* [Exercise brief]
Among these records, which lines include "アカウント作成"? Copy them out.
======== Recorded data
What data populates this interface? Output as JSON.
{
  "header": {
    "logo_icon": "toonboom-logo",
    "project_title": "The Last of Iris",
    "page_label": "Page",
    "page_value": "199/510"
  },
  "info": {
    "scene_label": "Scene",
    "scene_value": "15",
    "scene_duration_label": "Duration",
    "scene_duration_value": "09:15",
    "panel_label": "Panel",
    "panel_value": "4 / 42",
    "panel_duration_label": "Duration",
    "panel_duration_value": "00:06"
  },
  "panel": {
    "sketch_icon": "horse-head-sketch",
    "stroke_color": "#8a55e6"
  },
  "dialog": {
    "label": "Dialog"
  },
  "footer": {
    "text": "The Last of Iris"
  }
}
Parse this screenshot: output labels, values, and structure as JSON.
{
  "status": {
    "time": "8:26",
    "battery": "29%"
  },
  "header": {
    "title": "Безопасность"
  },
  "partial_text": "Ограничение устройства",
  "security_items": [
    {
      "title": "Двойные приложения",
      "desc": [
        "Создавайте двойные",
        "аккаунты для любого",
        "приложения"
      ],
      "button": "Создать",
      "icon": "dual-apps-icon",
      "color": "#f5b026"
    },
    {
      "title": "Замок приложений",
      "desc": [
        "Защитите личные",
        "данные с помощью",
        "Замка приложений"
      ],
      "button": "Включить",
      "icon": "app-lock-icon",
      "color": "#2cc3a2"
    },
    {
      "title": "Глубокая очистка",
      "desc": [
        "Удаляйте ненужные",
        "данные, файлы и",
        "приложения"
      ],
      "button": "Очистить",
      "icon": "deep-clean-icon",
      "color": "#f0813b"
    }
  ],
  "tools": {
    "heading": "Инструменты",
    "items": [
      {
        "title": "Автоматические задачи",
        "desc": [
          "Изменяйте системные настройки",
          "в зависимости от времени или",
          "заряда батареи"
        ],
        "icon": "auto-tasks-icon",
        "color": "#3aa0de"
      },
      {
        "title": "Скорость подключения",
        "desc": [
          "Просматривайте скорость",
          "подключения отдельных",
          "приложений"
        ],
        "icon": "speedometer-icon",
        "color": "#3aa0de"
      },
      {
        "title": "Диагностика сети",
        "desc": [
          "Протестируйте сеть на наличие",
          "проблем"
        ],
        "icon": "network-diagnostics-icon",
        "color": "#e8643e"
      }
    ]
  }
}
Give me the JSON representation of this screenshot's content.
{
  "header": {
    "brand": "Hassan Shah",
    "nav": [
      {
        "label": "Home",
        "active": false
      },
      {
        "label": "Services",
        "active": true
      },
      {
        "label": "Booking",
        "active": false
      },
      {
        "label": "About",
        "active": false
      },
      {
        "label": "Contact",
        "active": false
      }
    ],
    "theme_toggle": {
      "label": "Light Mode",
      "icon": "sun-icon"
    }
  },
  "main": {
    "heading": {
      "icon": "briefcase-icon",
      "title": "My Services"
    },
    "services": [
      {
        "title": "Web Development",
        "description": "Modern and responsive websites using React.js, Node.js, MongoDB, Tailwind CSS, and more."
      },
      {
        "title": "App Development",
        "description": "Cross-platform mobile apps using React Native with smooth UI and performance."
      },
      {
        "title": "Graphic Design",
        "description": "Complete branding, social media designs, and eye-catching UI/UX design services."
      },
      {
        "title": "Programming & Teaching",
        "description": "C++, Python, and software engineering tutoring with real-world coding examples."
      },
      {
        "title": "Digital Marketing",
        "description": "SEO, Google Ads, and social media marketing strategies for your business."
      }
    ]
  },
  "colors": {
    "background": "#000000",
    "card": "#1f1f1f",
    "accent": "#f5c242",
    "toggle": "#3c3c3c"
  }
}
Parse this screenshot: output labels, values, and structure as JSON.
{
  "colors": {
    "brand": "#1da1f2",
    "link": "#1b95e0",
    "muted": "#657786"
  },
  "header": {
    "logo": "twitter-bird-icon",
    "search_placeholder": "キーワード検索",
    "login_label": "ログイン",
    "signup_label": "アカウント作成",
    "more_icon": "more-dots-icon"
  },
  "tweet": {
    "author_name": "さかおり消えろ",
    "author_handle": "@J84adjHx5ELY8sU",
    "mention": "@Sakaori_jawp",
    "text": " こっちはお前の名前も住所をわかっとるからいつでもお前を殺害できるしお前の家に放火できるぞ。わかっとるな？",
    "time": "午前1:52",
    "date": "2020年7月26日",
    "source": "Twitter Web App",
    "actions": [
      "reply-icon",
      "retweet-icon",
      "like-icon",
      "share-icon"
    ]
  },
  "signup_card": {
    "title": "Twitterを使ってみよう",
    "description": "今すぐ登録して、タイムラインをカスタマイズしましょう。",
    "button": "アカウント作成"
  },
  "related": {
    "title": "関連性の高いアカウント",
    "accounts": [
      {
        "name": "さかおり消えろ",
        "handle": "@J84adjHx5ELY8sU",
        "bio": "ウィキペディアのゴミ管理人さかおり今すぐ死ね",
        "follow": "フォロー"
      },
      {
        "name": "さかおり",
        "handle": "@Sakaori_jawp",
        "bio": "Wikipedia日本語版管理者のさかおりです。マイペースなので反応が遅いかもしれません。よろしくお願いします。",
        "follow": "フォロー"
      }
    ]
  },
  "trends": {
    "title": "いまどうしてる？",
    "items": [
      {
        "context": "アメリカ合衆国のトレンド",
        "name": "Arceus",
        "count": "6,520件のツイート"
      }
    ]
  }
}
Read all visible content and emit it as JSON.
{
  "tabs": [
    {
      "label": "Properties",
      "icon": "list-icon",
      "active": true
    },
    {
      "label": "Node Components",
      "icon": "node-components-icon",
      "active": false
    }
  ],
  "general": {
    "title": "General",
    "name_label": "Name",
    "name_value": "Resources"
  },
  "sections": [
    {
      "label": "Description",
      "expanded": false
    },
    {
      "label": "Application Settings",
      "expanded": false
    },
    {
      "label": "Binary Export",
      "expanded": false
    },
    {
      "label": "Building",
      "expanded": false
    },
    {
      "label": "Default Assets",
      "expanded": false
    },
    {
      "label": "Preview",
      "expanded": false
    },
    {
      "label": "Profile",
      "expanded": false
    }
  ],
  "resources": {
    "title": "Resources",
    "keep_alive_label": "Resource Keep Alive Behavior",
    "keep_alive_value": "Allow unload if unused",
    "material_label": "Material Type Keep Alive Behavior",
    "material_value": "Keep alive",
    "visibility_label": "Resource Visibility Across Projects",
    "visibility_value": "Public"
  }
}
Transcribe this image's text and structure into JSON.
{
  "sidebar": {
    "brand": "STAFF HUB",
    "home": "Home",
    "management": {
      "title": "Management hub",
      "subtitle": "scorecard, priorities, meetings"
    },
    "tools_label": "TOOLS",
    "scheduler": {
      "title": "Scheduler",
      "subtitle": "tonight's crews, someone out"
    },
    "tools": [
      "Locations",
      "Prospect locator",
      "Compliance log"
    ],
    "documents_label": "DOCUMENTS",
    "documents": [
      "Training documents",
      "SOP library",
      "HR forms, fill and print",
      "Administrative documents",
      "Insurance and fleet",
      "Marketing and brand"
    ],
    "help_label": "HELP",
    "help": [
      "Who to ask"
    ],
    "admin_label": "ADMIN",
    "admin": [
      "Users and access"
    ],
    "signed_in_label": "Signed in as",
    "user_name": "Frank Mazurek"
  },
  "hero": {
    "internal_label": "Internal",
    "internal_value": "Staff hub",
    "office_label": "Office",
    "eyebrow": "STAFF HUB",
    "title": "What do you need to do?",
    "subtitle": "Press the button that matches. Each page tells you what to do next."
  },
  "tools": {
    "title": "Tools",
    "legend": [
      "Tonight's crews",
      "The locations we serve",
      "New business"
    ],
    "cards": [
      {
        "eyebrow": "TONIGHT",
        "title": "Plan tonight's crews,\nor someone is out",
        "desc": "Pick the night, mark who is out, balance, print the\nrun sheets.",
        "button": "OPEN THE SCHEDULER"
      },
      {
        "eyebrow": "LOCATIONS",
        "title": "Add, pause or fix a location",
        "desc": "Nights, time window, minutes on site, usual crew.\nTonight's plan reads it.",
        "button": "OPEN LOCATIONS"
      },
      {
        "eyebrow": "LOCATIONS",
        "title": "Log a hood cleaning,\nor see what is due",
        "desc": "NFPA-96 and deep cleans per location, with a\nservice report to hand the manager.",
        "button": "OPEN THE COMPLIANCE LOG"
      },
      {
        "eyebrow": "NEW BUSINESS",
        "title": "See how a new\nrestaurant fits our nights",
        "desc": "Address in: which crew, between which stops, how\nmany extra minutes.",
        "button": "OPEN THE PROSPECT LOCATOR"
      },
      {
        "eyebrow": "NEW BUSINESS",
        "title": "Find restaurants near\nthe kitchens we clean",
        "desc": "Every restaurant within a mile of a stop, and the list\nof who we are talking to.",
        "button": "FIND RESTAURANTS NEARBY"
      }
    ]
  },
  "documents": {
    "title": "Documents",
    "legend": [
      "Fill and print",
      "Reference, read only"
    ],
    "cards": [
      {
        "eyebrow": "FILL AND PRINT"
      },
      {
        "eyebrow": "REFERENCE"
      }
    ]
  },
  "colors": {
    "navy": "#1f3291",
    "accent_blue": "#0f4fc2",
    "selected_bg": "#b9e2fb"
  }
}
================
* [Reply]
    "signup_label": "アカウント作成",
    "button": "アカウント作成"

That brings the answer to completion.